Free the trail

·4 min read

Jul. 8—SELMA — Trying to reclaim the famed Illinois River Trail after two horrific fires in the past two decades felt like a nightmare in which Gabe Howe was caught in backwoods carnival game with no way to win.

The 2002 Biscuit Fire, followed by 2017's Checto Bar Fire, left the Illinois River Trail impenetrable with downed trees and asphyxiating brush, no matter how hard Howe's Siskiyou Mountain Club crews worked to reclaim the trail.

"It was like a game of Whac-A-Mole," says Howe, the club's founder and executive director. "You'd get something opened up, and you'd think you got somewhere — and then, no. You'd realize that, 15 miles away, you had a new impenetrable jungle.

"It was a game of trying to get ahead of it, but we were never able to," Howe says.

The club last week pushed the "Game Over" button — for now — when it officially reopened one of Southern Oregon's most iconic wilderness trails for the first time in 20 years.

The 30-mile Illinois River Trail is now hikeable from the Selma area over the Siskiyou Mountains to the remote river town of Agness for the first time since the Biscuit Fire roared through the drainage 22 years ago.

This single-track trail rated extremely difficult bisects the rugged Kalmiopsis Wilderness Area and crosses Bald Mountain as it snakes through lands that iPhones don't acknowledge.

Much of the work has been done with hand saws or cross-cut saws, working through downed snags, smaller trees and impenetrable brush that sprouts annually after fire opens sunlight onto these fertile soils.

The brush- and tree-free trail is, in part, the success of nine years of work by Siskiyou Mountain Club interns who carried 80-pound packs into the wilderness for eight-day hitches of backbreaking work on behalf of the backwoods hiking community.

The biggest obstacle, as always, are massive brush fields of ceanothus and tan oak that shroud the post-fire trail annually.

"The brush is chest high, the sun's beating down on you but you push through it," says Natalie Frison, a Portlander who helped finish off the last stretch of trail. "But your mission is to get through it so other people don't have to."

The free-the-trail mission has its roots in the 2002 Biscuit Fire, which burned nearly 500,000 acres in mostly wilderness areas of Southern Oregon. The Chetco Bar fire of 2017 burned mostly within the Biscuit footprint.

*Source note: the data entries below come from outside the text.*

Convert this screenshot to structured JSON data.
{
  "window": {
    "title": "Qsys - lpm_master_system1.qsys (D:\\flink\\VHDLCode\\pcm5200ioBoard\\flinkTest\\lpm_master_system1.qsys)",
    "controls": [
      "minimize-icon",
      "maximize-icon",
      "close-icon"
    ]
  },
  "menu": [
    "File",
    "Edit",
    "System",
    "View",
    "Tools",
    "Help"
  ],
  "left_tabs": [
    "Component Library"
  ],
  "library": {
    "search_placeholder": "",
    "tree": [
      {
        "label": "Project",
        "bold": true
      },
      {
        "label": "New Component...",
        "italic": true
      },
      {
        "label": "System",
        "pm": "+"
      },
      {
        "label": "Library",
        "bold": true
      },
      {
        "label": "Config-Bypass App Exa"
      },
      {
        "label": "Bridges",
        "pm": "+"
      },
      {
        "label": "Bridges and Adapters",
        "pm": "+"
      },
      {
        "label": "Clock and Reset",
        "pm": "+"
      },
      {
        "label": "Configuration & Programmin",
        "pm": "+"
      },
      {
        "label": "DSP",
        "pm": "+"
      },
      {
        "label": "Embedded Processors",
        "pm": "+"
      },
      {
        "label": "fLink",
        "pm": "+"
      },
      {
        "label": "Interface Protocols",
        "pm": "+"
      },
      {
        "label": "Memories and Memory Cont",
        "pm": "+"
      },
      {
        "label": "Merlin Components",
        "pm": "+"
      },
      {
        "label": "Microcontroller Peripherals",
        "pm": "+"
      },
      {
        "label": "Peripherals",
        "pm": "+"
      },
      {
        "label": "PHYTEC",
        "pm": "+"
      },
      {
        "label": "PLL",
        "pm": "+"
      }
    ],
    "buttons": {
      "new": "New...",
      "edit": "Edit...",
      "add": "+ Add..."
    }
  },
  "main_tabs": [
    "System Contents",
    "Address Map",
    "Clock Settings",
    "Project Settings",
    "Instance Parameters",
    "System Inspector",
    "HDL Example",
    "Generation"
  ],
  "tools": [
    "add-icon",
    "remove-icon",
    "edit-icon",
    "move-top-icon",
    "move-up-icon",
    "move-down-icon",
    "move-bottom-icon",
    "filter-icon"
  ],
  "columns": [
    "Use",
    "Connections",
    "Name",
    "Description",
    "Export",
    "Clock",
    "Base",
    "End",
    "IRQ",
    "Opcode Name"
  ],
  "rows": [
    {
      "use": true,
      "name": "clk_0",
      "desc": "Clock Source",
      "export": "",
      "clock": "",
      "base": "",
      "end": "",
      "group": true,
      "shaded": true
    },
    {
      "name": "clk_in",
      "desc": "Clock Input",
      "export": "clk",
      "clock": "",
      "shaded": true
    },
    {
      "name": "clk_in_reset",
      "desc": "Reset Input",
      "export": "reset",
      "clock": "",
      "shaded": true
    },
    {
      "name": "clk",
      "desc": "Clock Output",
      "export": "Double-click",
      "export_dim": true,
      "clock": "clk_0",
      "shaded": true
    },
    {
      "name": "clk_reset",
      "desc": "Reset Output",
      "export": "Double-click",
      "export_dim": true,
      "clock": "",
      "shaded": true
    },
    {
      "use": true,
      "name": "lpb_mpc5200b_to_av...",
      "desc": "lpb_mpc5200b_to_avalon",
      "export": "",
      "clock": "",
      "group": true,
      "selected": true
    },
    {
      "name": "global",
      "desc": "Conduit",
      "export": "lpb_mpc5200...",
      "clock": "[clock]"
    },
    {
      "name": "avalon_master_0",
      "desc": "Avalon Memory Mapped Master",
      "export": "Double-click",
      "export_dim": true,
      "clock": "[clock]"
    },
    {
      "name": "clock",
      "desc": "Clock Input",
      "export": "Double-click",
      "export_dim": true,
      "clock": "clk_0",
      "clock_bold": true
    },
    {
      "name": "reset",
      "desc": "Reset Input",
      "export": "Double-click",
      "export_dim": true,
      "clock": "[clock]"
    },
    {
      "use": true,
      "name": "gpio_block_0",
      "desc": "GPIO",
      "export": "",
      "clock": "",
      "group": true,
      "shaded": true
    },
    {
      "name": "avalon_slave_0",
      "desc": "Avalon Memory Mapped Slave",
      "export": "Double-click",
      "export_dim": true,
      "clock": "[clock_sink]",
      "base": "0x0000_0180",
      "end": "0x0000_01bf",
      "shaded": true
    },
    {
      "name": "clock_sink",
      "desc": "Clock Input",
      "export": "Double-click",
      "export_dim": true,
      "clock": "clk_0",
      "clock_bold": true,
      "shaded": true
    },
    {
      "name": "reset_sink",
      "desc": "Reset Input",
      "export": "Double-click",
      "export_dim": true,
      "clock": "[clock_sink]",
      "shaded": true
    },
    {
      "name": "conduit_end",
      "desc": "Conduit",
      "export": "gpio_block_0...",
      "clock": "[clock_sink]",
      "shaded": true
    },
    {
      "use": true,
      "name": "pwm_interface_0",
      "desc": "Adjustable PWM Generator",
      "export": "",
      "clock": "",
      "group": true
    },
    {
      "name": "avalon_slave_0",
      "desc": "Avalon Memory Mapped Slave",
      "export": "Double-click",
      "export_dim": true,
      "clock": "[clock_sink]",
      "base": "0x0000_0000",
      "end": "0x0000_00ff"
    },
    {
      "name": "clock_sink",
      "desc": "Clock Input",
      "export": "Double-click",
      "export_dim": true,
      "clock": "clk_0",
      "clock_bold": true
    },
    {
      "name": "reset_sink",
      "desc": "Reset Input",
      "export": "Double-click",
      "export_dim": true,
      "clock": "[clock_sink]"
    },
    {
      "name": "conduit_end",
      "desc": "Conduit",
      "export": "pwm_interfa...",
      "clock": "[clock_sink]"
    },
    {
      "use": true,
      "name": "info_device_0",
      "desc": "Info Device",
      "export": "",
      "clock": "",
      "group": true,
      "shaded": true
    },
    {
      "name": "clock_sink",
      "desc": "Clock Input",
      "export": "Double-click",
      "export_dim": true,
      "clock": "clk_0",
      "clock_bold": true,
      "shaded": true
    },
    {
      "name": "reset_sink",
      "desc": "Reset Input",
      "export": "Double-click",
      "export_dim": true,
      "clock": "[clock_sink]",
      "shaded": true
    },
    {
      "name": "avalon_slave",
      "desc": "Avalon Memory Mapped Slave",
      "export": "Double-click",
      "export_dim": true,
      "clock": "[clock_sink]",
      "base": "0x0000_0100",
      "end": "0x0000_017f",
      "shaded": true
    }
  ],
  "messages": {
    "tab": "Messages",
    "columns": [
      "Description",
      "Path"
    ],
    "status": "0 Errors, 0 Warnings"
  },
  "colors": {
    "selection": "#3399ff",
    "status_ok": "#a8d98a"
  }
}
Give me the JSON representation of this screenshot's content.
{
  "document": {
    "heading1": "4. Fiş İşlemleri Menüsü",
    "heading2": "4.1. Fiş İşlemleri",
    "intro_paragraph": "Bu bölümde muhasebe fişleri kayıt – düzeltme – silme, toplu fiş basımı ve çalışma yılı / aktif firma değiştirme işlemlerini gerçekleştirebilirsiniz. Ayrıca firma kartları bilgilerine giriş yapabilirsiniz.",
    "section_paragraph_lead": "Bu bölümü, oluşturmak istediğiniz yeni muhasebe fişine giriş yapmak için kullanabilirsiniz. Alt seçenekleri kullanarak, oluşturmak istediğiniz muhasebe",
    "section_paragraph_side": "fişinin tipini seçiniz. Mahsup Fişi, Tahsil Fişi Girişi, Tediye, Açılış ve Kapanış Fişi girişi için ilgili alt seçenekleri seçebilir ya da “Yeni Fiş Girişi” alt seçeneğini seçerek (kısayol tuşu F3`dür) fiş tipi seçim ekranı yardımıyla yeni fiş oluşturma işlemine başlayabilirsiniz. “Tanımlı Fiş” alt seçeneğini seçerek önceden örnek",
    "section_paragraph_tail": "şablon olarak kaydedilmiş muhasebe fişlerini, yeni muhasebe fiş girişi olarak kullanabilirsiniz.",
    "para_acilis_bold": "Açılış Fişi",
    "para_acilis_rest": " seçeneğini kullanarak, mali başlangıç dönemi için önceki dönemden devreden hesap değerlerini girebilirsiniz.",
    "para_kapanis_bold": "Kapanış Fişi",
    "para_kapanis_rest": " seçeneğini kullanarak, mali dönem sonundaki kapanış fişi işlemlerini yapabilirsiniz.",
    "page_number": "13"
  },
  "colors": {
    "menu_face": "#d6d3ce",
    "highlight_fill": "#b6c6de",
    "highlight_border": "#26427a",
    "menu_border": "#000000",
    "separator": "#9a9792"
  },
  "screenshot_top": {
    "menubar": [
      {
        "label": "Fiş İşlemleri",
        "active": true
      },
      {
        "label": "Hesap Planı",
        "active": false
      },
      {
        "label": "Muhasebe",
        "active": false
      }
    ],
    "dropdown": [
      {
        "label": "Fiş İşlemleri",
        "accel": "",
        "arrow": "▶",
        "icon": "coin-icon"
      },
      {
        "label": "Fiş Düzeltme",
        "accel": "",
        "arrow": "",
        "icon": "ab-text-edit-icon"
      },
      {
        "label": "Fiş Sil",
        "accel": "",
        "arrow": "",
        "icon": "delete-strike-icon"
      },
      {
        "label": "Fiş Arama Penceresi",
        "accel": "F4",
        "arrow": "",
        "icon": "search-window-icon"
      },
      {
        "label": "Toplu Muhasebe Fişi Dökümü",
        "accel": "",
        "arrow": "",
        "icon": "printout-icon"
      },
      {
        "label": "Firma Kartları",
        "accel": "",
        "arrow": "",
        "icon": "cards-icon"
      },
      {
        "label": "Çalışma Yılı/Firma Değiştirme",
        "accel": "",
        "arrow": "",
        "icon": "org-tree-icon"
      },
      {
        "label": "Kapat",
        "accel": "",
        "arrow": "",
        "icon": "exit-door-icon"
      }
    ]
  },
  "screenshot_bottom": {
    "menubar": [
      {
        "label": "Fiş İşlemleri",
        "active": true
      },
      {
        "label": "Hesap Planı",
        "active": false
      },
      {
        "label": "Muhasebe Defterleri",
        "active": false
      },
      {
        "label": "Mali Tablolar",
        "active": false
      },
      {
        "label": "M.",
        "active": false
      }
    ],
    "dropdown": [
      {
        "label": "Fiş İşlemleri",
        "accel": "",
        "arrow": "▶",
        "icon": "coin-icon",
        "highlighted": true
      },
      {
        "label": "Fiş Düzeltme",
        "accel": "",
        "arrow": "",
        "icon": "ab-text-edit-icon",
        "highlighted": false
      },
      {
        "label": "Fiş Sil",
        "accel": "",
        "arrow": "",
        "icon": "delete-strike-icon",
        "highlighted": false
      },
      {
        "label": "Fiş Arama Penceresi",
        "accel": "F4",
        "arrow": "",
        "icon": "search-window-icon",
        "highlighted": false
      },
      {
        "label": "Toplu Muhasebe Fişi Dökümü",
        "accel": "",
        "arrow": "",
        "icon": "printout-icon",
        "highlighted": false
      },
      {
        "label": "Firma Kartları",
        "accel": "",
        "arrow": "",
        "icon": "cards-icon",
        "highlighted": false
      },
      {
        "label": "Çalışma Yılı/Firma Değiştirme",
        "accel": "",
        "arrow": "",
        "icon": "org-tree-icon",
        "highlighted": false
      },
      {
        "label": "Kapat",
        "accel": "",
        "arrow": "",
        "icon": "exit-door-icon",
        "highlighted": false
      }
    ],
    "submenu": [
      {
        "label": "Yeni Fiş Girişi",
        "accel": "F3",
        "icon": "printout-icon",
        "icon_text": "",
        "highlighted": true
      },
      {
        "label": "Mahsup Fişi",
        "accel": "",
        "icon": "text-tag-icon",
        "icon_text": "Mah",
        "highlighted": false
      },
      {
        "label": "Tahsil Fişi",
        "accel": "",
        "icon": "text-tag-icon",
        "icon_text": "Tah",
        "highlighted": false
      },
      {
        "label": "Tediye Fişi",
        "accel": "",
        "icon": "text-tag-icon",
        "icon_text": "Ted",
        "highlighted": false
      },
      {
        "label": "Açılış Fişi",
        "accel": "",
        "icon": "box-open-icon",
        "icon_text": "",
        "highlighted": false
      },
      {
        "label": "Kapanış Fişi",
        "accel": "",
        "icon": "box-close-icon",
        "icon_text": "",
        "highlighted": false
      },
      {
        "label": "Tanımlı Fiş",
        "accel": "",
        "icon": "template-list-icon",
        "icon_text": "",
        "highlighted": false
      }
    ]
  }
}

Collectively, they placed a major "No Trespassing" sign on the remote Illinois River Trail, known on maps as National Trail No. 1161.

It spans from Oak Flat near Selma to another Oak Flat near Agness. In between, there is more than 4,000 feet of elevation gained and lost as the trail snakes through a mix of old-growth Douglas fir forests to serpentine soils and hardscrabble lands baked by summer's bitter sun.

After fires, backwoods trails like this are marred by burned snags falling on the trail. Later, the open areas typically get run over by ceanothus, tan oak and other brush that can block access for years.

The Siskiyou Mountain Club, in a joint venture with the Rogue River-Siskiyou National Forest, began opening short swaths of the trail in 2013. By then, the undergrowth was so thick club members had to shed their packs and crawl along the trail, using pruning shears and saws to claim centimeters of the trail at a time.

"They were literally opening up the trail inch by inch," Howe says.

The crew comprises interns from around the country, many of whom have had no wilderness experience but bring a zest for adventure.

They end up finding an ordeal that can define a lifetime.

"We jokingly say on the trail that we go through the five stages of grief every day," Frison says. "Acceptance is usually where you end. The pack's heavy. Your back's breaking. Then you put your pack down at the end of the day, and you think, 'Well, that wasn't so bad.'"

For years, club crews worked down the trail and into the remote Kalmiopsis. But it wasn't until two weeks ago that crews plowed through the last of the choking brush on the Curry County side to finally reopen this iconic trail.

"It was like a Golden Spike moment, after 20 years," Howe says.

But that moment likely will be fleeting.

The Whac-A-Mole never really goes away. It just surfaces somewhere else on the trail.

"We'll have to go in next year and clear brush in some of these same areas of trail," Howe says. "Maybe in five years, when the brush grows up and shades the actual trail, you'll get some stability."

"Well, stability until the next fire," he says.

Mark Freeman covers the outdoors for the Mail Tribune. Reach him at 541-776-4470 or by email at mfreeman@rosebudmedia.com.